The appropriate cliché at the appropriate moment can have an impact. For instance, hearing “the right hand doesn’t know what the left hand is doing” in a hospital might be enough to spin you right back out the revolving door. You know the horror stories. Wrong limb amputated. Forgotten utensils cozying up to innards for the long haul. Those are the sensational examples, but care coordination — or lack of it — was and remains a vexing problem. This story by Kaiser Health News describes it as health care’s “dirty little secret” but it’s something we’ve been reporting on for a long time.
Another phrase that goes way back: physician buy-in. Well, turns out that physicians may buy into care coordination in a big way.
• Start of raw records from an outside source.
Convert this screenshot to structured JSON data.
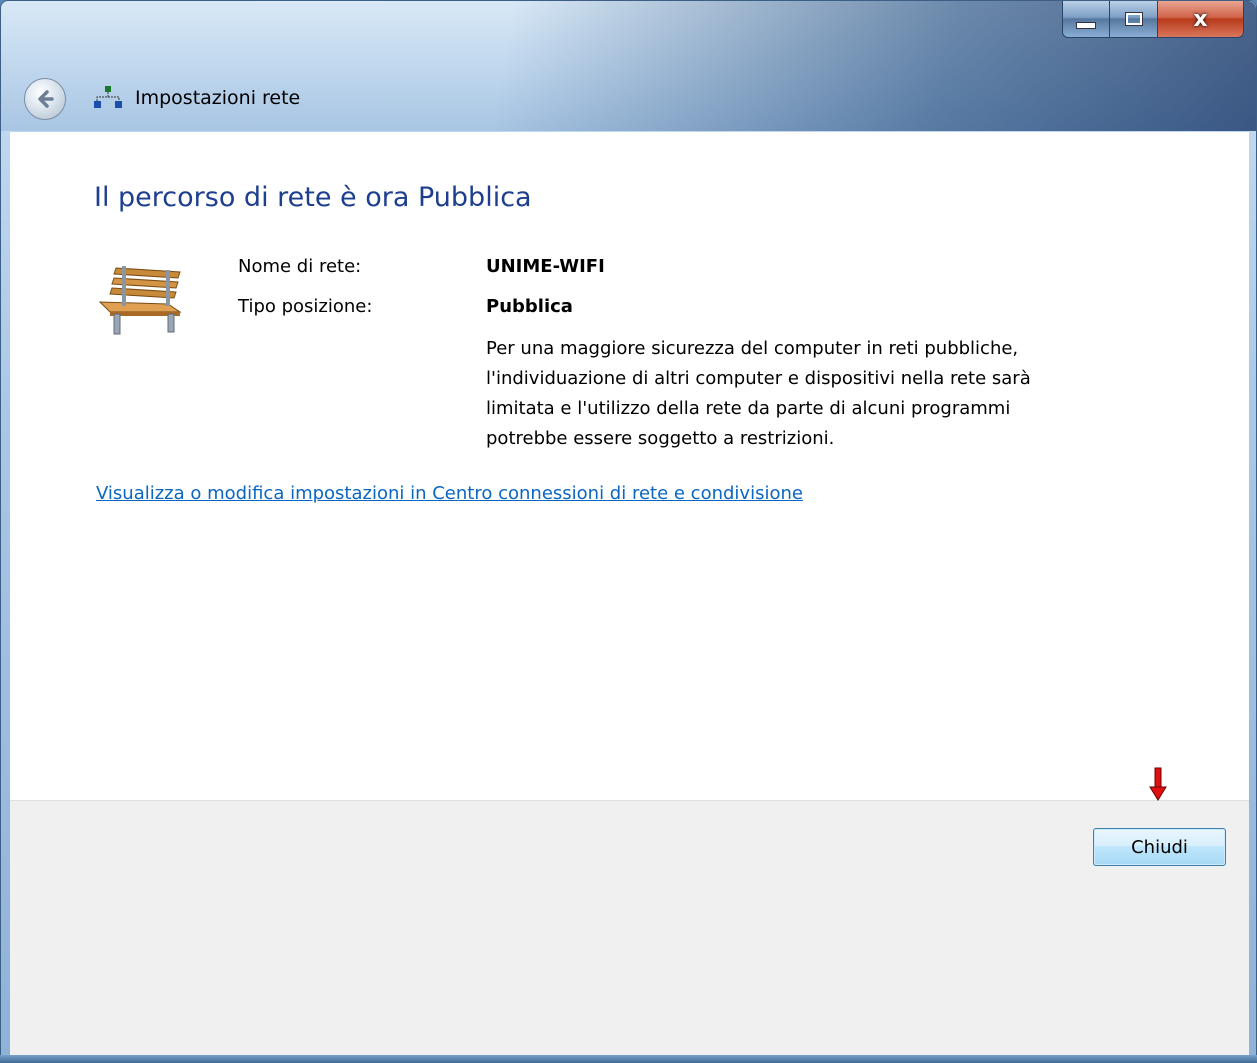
{
  "window": {
    "title": "Impostazioni rete",
    "caption_buttons": {
      "minimize": "minimize",
      "maximize": "maximize",
      "close": "x"
    }
  },
  "content": {
    "heading": "Il percorso di rete è ora Pubblica",
    "network_name_label": "Nome di rete:",
    "network_name_value": "UNIME-WIFI",
    "location_type_label": "Tipo posizione:",
    "location_type_value": "Pubblica",
    "description": "Per una maggiore sicurezza del computer in reti pubbliche, l'individuazione di altri computer e dispositivi nella rete sarà limitata e l'utilizzo della rete da parte di alcuni programmi potrebbe essere soggetto a restrizioni.",
    "link": "Visualizza o modifica impostazioni in Centro connessioni di rete e condivisione"
  },
  "footer": {
    "close_button": "Chiudi"
  },
  "icons": {
    "back": "back-arrow-icon",
    "network": "network-icon",
    "bench": "park-bench-icon",
    "annotation": "red-down-arrow-icon"
  },
  "colors": {
    "heading": "#1e3f8f",
    "link": "#0a66c2",
    "annotation_arrow": "#e01010"
  }
}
About 20 percent of physician practices now employ care coordinators, according to the 2013 Staff Salary Survey by Physicians Practice magazine, a practice management publication for doctors.
Editorial Director Bob Keaveney says that the time was right to include care coordinators in the publication’s survey. “Health care is changing,” says Keaveney. “We are theoretically doing away with the volume-based system of reimbursing providers and transforming into a value-based system that will pay for outcomes and quality of care. Outpatient medical practices typically have five or fewer physicians, and traditionally have not tried to perform complex, holistic case-management that might track patients on everything from their diet to their mental health status.
“That’s why we didn’t have it in the survey before. But in this era of accountable care, practices are realizing that outcome-based population-management is how they will increasingly be paid, and that will require coordination. So we thought it was time to ask whether practices are hiring care coordinators. Still, I was surprised to see that 20 percent have already done so.”
We’re betting that medical directors are pleasantly surprised as well.